It might be useful to develop separate drafts for each mode of wayfaring. It might work better for you to use all modes together. Either way, go wayfaring: Use motion and perception to discover what this line, and its companions in whatever draft you end up with, really knows.
 Vendler, Helen. “Jorie Graham: The Moment of Excess,” from The Ocean, the Bird, and the Scholar,” Harvard University Press, 2015, pp. 304 – 321.
 Olson, Charles. “Projective Verse,” accessed at https://www.poetryfoundation.org/articles/69406/projective-verse, May 3, 2022.
 “Line.” A Poet’s Glossary. Edward Hirsch, ed. Houghton Mifflin Harcourt, 2014, p. 348.
 Longenbach, James. The Art of the Poetic Line. Graywolf, 2008, p. xii.
 Ibid, p. xi.
 Levin, Dana [@danalevinpoet]. “Line-breaks helping the unendurable feeling-body divide into endurable parts—Poetry being the way of a length of line, a method of parceling out experience—,” May 22, 2018, https://twitter.com/danalevinpoet/status/999049001021444101.
 Lehman, David. “Foreword,” The Best American Poetry 2008, Charles Wright, ed., Scribner-Simon and Schuster, 2008. p. 5.
 Brand, Dionne. “Verso 34.1,” The Blue Clerk: Ars Poetica in 59 Versos, Duke University Press, 2018, p. 128.
 Ingold, Timothy. Lines: A Brief History, Routledge, 2007, p. 79.
 Ingold, p. 88.
 Ingold, p. 78.
 Hopkins, Gerard Manley. “The Windhover,” from Gerard Manley Hopkins: Poems and Prose, Penguin, 1985, accessed at https://www.poetryfoundation.org/poems/44402/the-windhover, May 11, 2022.
 Whitman, Walt. “Song of Myself,” Section 2, from Leaves of Grass, WhitmanWeb, University of Iowa, https://iwp.uiowa.edu/whitmanweb/en/writings/song-of-myself/section-2, accessed May 20, 2022.
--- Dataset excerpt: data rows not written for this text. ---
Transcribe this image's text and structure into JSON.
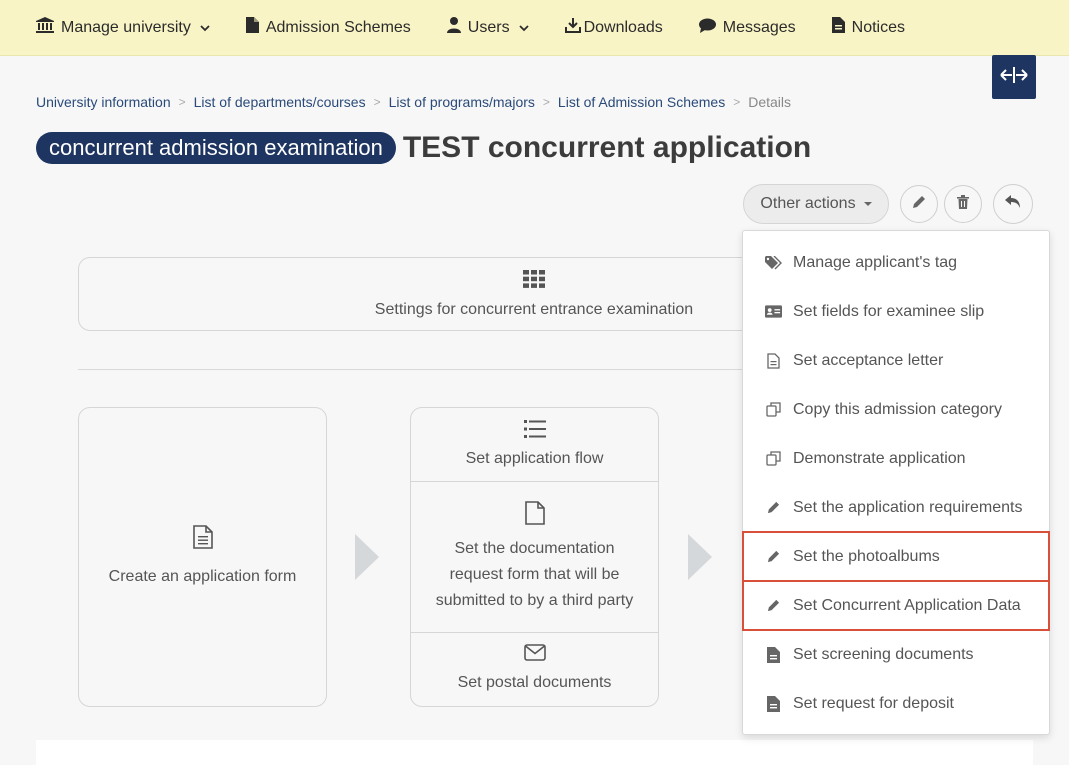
{
  "nav": {
    "manage_university": "Manage university",
    "admission_schemes": "Admission Schemes",
    "users": "Users",
    "downloads": "Downloads",
    "messages": "Messages",
    "notices": "Notices"
  },
  "breadcrumb": {
    "items": [
      "University information",
      "List of departments/courses",
      "List of programs/majors",
      "List of Admission Schemes"
    ],
    "current": "Details"
  },
  "header": {
    "badge": "concurrent admission examination",
    "title": "TEST concurrent application"
  },
  "actions": {
    "other_actions": "Other actions"
  },
  "settings": {
    "label": "Settings for concurrent entrance examination"
  },
  "cards": {
    "create_form": "Create an application form",
    "app_flow": "Set application flow",
    "doc_request": "Set the documentation request form that will be submitted to by a third party",
    "postal": "Set postal documents"
  },
  "dropdown": {
    "items": [
      {
        "label": "Manage applicant's tag",
        "icon": "tags-icon"
      },
      {
        "label": "Set fields for examinee slip",
        "icon": "id-card-icon"
      },
      {
        "label": "Set acceptance letter",
        "icon": "file-text-icon"
      },
      {
        "label": "Copy this admission category",
        "icon": "copy-icon"
      },
      {
        "label": "Demonstrate application",
        "icon": "copy-icon"
      },
      {
        "label": "Set the application requirements",
        "icon": "pencil-icon"
      },
      {
        "label": "Set the photoalbums",
        "icon": "pencil-icon"
      },
      {
        "label": "Set Concurrent Application Data",
        "icon": "pencil-icon"
      },
      {
        "label": "Set screening documents",
        "icon": "file-icon"
      },
      {
        "label": "Set request for deposit",
        "icon": "file-icon"
      }
    ]
  },
  "colors": {
    "nav_bg": "#f9f4c6",
    "accent_navy": "#1f3561",
    "highlight_red": "#d9503a"
  }
}
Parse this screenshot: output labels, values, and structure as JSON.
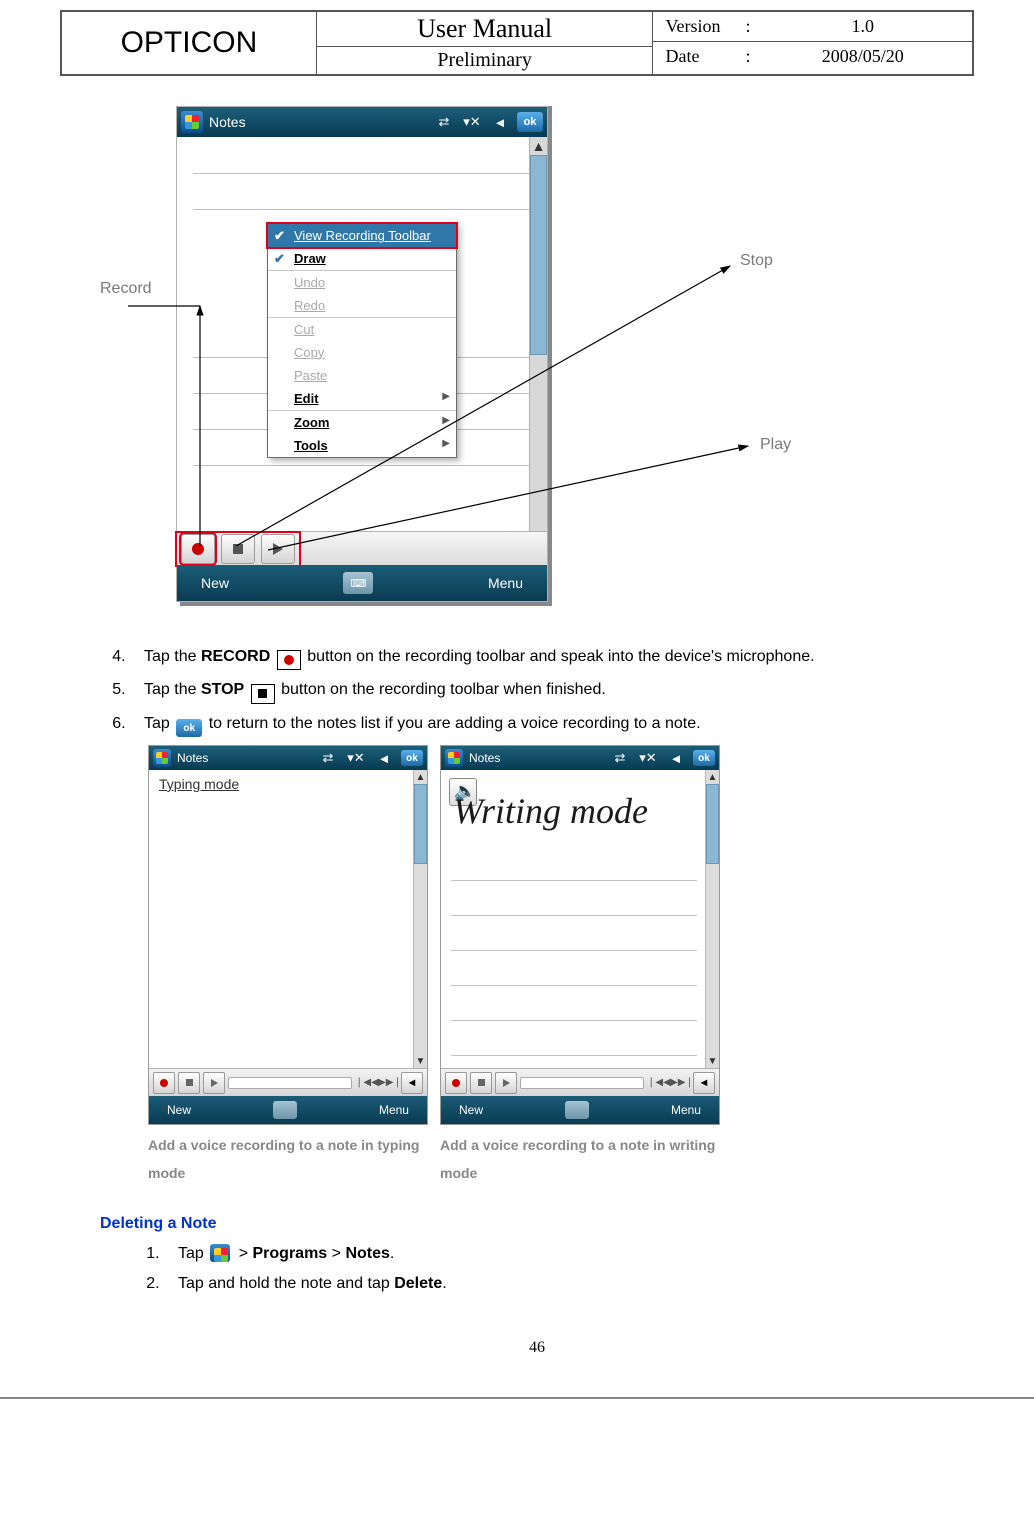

 Hugo, Richard. “Nuts and Bolts,” The Triggering Town: Lectures and Essays on Poetry and Writing, W.W. Norton & Company, 1979, pp. 37 – 51.
 Howe, Fanny. “Bewilderment.” How2, Vol. I, No. 3, February 2000, ASU Piper Creative Writing Center, accessed at https://www.asu.edu/pipercwcenter/how2journal/archive/online_archive/v1_3_2000/current/index.html, May 25, 2022.
 Olivarez, Sara Lupita. “Implied Surroundings.” Migratory Sound, University of Arkansas Press, 2020, p. 37.
 Levertov, Denise. New and Selected Essays, New Directions, 1973, accessed at https://www.poetryfoundation.org/articles/69392/some-notes-on-organic-form-56d249032078f, May 30, 2022.
 Vendler, pp. 309 and 311.
 Vendler, p. 319.
 Graham, Jorie. “What the End is For.” The End of Beauty, Ecco, 1987, p. 26, accessed at https://www.poetryfoundation.org/poems/47186/what-the-end-is-for, May 27, 2022.
 Stevens, Wallace. “Prologues to What is Possible.” The Collected Poems of Wallace Stevens, Vintage, 2015, pp. 544 – 546.
 Ingold, p. 88. His words for this phenomenon are: “the integration of knowledge along a path.”
 Ingold, p. 81.
 “from The Uses of Distance” by Molly Spencer printed with permission of the author.
Molly Spencer is a poet, critic, and editor. Her debut collection, If the House (2019), won the Brittingham Prize judged by Carl Phillips. A second collection, Hinge (2020) won the Crab Orchard Open Competition judged by Allison Joseph. Molly’s poetry has appeared in Blackbird, FIELD, New England Review, Ploughshares, and Prairie Schooner. Her critical writing has appeared at Colorado Review, The Georgia Review, Kenyon Review, The Writer’s Chronicle, and The Rumpus, where she is a senior poetry editor. She teaches writing at the University of Michigan’s Gerald R. Ford School of Public Policy.